The December 1989 issue of Leiston Leader again presents a cross section of local news and events. This extract has interests beyond the Leiston boundaries. Sizewell "C" Dropped It was with quiet satisfaction that campaigners against Sizewell "C" heard that the project was to be dropped, as were plans for a new link road to the A12. This news certainly left many County and District Councillors with egg on their faces.
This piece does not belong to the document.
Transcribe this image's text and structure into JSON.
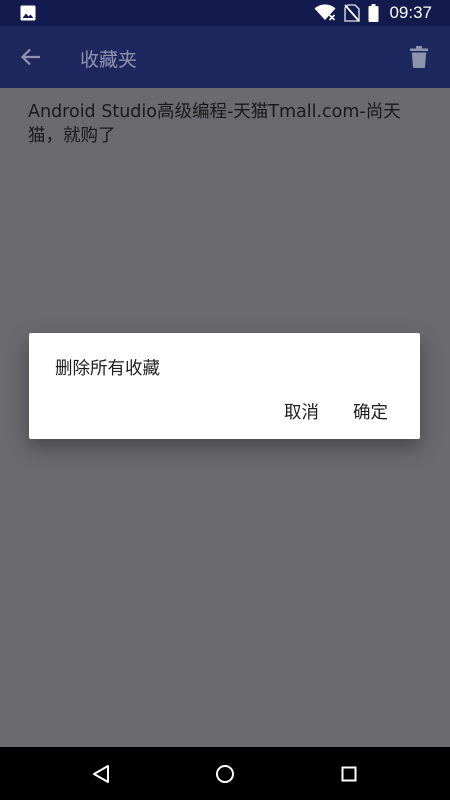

They had steadfastly refused to listen to the views of their constituents, experts and the Sizewell "B" Inquiry Inspector, Sir Frank Layfleld and, In fact, it looked highly un-likely that they would call for a public inquiry on the Issue.

Need for vigilance

The Leiston Leader says that, as managers within the CEGB appear to be on a nuclear fix and are still agitating for a nuclear future,we need to be vigilant. 'Now Is the time to press for the abandonment of Sizewell "B" and the closure of "A".'

Ironic
In the Newsletter of the Shut Down Sizewell Campaign, It Is noted: "It Is ironic, because of Mrs Thatcher's dogmatic pursuit of privatising everything in sight, that the truth that nuclear- power-generated electricity is some three times as expensive as other forms of electricity generation, has finally been conceded. "The City saw that too, when It showed that PWR- produced electricity would cost an extra £1,000.000 per day, ie an extra £10,000 million over the station's life: which means that there Is now no possible case for building Sizewell "B". It must be scrapped NOW and our Heritage Coast restored to its previous splendour."



May 1990 edition of the Lesiton Leader, was edition number 488 and contained articles on the Poll Tax, trade union news, May day activity as well as housing issues, building sites, road safety and even the local bard.


Note:
Leiston had a Communist councillor in the 1980's and the Leiston Leader was produced into the 1990's.

I understand that Bill Howard a signalman at Saxmunden was the last Communist Councillor in Leiston in the 1980's (he lived at Waterloo Avenue, Leiston.



Paxton Chadwick Close, Leiston is one of the few roads in Britain named after a communist.

Alex Moffatt the great Communist miners leader from Fife was stationed in Leiston for a period during the war

Max Morton farm was used for East Anglia Communist Party weekend schools in the 1950's/60s


The Communist Party was involved in both English Folk revival's and key to this was the Eel's Foot Public House, Eastbridge, where A.L. "Bert" Lloyd Communist and Workers Music Association founder, recorded the now famous BBC radio Folk session on 13th March 1939. The Leiston Communist Party can also claim the credit for this historical event having informed Bert Lloyd of the Folk sessions at Eel's Foot.

"Country Standard" can be found here and the original article here.

1 comment:

Anonymous said...

I am 56, I lived in Leiston from 1964 until 1993. My late father was a shop steward for the T&GW Union at Sizewell 'A'.He was a friend of Bill Howard. I think the majority of people who knew Bill liked him and even those who didn't share his politics respected him as a man of integrity, who had the best interests of the town at heart.